#### [Extracted entries]
Segment Open
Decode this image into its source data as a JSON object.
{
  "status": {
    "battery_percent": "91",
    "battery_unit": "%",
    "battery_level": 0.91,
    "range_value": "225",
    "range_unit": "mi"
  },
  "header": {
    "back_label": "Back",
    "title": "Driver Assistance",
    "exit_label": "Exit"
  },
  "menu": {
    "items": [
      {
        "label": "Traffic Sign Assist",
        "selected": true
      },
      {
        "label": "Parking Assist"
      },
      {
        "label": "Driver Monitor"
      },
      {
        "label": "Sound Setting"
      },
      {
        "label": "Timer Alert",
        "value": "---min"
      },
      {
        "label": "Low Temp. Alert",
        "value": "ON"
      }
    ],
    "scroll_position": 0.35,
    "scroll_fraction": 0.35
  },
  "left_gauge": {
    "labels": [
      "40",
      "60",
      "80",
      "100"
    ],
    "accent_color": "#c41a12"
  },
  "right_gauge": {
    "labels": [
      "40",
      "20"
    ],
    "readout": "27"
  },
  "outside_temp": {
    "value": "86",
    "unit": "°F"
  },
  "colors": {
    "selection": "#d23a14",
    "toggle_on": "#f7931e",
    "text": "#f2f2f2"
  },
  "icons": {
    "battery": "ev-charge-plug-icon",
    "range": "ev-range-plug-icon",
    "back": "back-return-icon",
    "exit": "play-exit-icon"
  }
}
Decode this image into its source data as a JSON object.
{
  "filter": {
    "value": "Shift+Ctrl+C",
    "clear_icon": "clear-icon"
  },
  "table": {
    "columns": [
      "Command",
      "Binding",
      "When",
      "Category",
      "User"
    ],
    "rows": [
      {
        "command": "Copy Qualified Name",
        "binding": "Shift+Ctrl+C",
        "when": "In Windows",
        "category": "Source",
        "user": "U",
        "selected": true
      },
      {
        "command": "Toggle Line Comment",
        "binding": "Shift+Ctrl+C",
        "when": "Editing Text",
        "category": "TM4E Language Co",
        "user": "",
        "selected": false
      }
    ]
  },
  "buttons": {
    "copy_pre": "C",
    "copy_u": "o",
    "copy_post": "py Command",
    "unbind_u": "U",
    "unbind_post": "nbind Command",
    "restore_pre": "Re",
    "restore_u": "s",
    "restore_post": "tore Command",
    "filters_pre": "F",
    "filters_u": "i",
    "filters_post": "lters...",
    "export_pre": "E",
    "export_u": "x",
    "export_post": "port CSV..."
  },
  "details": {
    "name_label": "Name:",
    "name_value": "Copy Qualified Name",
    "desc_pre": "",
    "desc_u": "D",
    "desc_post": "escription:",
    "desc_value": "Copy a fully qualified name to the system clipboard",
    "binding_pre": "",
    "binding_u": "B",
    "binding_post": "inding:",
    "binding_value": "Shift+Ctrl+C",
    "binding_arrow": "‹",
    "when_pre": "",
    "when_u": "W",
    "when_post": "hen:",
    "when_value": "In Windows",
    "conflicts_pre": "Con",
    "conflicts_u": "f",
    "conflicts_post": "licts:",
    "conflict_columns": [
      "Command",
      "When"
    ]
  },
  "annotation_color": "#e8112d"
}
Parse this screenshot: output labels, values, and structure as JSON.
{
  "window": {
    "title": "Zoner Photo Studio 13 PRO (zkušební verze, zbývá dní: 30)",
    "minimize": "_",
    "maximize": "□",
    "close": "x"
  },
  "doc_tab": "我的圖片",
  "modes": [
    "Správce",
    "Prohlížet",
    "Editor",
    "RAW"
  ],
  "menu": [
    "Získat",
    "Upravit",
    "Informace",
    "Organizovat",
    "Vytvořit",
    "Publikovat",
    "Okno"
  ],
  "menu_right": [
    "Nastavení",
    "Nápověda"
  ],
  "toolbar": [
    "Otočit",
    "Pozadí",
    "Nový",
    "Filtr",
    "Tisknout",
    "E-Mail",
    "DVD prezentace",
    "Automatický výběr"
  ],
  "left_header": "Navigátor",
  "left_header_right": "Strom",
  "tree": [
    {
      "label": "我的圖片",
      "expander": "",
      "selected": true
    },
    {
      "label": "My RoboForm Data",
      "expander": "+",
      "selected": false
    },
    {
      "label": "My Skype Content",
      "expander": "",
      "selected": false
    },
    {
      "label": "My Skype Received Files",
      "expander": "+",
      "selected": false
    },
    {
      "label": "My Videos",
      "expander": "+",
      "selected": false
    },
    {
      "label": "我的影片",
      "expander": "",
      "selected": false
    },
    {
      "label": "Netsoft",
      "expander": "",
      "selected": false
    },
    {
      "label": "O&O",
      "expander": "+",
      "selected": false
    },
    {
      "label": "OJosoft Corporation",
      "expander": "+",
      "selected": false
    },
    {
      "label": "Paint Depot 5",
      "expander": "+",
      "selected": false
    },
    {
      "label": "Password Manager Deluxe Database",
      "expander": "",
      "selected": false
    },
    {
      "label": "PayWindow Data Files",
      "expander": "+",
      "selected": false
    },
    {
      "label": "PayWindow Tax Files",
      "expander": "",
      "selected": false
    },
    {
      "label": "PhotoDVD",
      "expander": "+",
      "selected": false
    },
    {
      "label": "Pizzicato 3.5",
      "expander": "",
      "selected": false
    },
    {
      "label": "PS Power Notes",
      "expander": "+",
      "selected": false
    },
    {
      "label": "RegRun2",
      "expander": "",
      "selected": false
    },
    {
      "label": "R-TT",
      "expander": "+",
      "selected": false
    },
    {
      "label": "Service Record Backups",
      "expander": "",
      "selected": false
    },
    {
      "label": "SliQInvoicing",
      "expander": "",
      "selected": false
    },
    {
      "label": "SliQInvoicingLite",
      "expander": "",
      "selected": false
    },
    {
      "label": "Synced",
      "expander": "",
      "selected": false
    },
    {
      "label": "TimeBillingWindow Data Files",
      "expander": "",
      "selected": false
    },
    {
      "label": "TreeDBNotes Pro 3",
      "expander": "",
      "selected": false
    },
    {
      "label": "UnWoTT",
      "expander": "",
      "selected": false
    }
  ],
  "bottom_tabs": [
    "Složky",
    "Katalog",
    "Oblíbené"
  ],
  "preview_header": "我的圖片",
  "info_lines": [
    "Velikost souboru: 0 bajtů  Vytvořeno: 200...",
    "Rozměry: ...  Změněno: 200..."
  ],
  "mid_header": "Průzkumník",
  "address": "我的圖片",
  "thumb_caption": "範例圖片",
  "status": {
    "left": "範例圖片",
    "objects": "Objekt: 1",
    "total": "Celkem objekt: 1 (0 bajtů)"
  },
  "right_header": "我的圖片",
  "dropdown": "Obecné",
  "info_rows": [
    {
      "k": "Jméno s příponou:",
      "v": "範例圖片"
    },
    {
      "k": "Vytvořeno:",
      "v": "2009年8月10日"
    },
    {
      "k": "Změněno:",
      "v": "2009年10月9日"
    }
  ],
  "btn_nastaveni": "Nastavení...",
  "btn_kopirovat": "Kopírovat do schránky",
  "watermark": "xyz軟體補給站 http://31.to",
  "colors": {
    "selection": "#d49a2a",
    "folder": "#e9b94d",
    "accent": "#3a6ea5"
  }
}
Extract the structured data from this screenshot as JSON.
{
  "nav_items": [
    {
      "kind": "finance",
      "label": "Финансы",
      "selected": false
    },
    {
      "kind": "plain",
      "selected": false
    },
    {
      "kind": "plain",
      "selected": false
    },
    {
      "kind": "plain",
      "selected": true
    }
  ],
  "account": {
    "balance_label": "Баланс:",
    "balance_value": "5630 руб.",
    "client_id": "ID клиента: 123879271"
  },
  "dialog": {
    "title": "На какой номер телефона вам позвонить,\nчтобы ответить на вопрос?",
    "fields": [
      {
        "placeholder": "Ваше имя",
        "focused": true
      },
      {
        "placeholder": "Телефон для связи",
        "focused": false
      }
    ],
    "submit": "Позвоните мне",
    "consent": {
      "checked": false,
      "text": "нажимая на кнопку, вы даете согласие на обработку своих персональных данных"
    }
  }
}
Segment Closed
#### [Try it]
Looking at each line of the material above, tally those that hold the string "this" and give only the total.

#### [Task output]
4